International Association of Business Communicators (IABC)

The International Association of Business Communicators (IABC) is one of the leading professional associations for individuals engaged in strategic business communication. Established in 1970 through a merger of the American Association of Industrial Editors and the International Council of Industrial Editors, IABC has more than 13,000 members located in over 70 countries.(1) Representing a cross-section of members employed in a variety of professions including public relations, journalism, and education, the mission of the non-profit organization is to improve organizational effectiveness through strategic, interactive and integrated business communication management. Headquartered in San Francisco, California, IABC has an annual operating budget of USD 5.1 million and is represented by over 100 chapters. Membership is granted through subscription, and annual membership dues range from USD 141.00 to 311.00.(2) At the international level the Association is managed by an elected executive board of volunteers, and staffed by a team of over 30 full-time employees. In 1974 Corporate Communicators Canada joined IABC, and today Canadian members are represented by 15 chapters distributed across two regional divisions. The benefits of IABC membership include:

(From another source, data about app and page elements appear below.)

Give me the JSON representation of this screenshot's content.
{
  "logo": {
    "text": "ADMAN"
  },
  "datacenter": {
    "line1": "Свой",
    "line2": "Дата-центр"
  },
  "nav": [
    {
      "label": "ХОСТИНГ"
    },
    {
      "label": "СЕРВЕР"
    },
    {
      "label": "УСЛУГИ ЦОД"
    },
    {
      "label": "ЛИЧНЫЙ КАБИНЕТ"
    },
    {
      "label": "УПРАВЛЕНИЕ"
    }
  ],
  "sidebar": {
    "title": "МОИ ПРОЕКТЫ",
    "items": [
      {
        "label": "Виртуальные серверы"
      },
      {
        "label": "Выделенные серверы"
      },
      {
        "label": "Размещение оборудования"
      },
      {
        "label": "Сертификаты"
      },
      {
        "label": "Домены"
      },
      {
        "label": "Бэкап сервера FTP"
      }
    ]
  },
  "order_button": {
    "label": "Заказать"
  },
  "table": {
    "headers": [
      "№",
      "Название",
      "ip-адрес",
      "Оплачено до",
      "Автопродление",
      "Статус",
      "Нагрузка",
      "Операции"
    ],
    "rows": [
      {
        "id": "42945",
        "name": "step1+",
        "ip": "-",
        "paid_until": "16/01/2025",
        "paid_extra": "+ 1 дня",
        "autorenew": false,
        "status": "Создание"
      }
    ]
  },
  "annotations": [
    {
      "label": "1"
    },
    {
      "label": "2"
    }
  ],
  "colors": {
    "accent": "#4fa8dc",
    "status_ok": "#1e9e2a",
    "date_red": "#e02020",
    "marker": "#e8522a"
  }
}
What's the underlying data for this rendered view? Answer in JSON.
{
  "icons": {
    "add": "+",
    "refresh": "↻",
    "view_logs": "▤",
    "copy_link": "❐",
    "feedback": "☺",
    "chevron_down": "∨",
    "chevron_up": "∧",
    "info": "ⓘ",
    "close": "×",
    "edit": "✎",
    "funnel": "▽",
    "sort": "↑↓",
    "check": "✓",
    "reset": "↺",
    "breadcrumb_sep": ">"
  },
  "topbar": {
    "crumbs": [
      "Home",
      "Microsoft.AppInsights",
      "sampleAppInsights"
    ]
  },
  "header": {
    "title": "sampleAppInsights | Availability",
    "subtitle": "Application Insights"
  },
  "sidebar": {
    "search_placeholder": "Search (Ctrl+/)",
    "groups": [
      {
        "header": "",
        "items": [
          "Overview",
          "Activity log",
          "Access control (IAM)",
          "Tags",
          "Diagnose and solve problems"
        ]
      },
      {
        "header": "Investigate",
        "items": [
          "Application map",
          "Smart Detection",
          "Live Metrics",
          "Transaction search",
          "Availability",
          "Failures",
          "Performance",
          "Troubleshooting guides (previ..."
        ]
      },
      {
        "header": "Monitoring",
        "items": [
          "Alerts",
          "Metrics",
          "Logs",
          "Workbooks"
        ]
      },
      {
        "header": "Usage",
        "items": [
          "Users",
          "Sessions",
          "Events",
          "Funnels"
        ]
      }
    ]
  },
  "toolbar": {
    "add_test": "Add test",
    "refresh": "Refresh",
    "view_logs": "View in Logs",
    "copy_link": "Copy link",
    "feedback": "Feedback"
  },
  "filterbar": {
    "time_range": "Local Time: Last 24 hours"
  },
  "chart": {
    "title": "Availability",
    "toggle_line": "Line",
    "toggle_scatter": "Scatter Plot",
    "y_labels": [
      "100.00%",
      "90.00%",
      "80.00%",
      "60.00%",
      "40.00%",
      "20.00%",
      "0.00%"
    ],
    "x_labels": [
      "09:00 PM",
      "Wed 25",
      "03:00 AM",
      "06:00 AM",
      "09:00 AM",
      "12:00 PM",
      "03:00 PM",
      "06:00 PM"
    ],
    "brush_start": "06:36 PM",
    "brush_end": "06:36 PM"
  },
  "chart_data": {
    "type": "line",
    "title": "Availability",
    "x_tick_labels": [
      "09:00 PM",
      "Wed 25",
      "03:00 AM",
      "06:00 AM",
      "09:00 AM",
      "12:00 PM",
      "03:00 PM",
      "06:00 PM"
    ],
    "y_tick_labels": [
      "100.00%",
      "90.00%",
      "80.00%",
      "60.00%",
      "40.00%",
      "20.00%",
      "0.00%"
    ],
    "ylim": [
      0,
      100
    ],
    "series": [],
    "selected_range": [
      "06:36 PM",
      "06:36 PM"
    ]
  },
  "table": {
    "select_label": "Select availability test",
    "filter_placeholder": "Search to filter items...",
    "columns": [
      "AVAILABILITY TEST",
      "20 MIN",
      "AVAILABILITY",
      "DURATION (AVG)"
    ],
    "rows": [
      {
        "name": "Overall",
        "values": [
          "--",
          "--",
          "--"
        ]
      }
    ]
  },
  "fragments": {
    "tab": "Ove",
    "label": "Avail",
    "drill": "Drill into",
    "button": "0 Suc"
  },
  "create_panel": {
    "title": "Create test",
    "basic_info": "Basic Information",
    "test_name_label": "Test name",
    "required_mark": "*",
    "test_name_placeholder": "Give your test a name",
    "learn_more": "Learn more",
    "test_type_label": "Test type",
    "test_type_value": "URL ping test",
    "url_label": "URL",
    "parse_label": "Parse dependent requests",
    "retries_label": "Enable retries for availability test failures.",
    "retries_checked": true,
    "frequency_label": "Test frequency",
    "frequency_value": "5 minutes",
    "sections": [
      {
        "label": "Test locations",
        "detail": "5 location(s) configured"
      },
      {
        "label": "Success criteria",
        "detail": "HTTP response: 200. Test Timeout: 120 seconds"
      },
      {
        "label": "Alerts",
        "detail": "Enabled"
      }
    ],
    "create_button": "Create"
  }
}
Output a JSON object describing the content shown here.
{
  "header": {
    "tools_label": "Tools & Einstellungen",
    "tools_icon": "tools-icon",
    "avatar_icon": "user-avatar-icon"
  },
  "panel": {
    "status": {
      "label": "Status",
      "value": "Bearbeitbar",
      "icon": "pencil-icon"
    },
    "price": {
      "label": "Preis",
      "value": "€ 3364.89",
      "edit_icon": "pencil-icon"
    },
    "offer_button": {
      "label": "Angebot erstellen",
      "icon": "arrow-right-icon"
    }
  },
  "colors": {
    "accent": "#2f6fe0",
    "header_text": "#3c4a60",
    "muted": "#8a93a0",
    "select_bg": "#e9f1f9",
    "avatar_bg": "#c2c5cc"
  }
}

IABC offers a variety of online and print publications. Members can access an online clearinghouse of industry specific literature. Members also receive a monthly electronic newsletter and six annual issues of the Associations signature magazine Communication World. The Association develops a limited collection of publications, and the IABC book store stocks a vast catalog of manuals, books, templates and reports focused on communications.

Professional Development
IABC offers courses, web seminars, workshops and informal education sessions on a variety of topics via its regional chapters and the Association’s headquarters. Each year IABC hosts a number of regional, national and international conferences that bring together professionals possessing thousands of years of collective experience. IABC’s annual international conference is held in June and is attended by over 1,800 communicators from around the world.

IABC grants an Accredited Business Communicator (ABC) designation, which the organization claims represents “the highest standard of practice” for the business communications profession. Accreditation is a rigorous assessment process comprising written and verbal tests and the submission of a portfolio. The ABC designation is recognized worldwide and allows practitioners to both receive official recognition of their competency, and to demonstrate their ability to think and plan strategically.(3)

IABC offers its members and non-members the opportunity to have their work reviewed and judged by peers and experts and evaluated against IABC’s standards of excellence. Many regional chapters offer local awards, and the Association grants awards at both the national and international level, recognizing a range of professional achievements and accomplishments.

Employment Resources
IABC’s national job center and regional chapter web sites offer job seekers and employers a variety of services and tools, including a forum to post and review resumes. The Association’s employment resources provide a gateway to paid and volunteer professional opportunities.

IABC hosts an assortment of virtual and face-to-face networking opportunities designed to connect members with each other; and designed to connect members with the business community. Members have access to an online membership directory, and regional and international networking opportunities through blogging platforms, chat forums and podcasts.(4)

Code of Ethics
In recent years IABC’s Code of Ethicshas elevated the Association’s profile within the North American business community.(5) The Code, which emphasizes the necessity of measuring communication against the principles and values of legality, ethics and good taste, was developed for an international audience and is published in several languages. Compliance of the Code is voluntary and fostered through global communication campaigns. IABC members whose actions are considered in violation of the Code can have their Association membership terminated.(6)

Research Foundation
The IABC Research Foundationhas also contributed to heightening awareness of both the Association and the importance of research throughout the communications process. Established in 1982, the Foundation funds and publishes research aimed at enhancing the communications profession. The Foundation translates communication theory into practice and attempts to demonstrate the value of strategic organizational communication.

[1] Gordon, G. (2002). A history of IABC communicators: Forty-six years of shaping the corporate world. Communications World, August-September.
[2] Membership Dues. Retrieved October 15, 2008 from
[3] Brody, E.W. (1984). The credentials of public relations: Licensing? certification? accreditation? Public Relations Quarterly.
[4] What Membership Provides. Retrieved October 15, 2008 from
Roth, N., Hunt, T., Stavropoulos, M., & Babik, K. (2006). Can't we all just get along: Cultural variables in codes of ethics. Public Relations Review, Volume 22, Issue 2, pp. 151-161.
[6] Grunig, J., & Gruing L. (2003). Implications of the IABC excellence study for PR education. Journal of Communication Management. Volumn 7, Number 1, pp. 34-42(9)
Bowen, S. (2007). Ethics and public relations. institute for public relations. Retrieved
September 28, 2008, from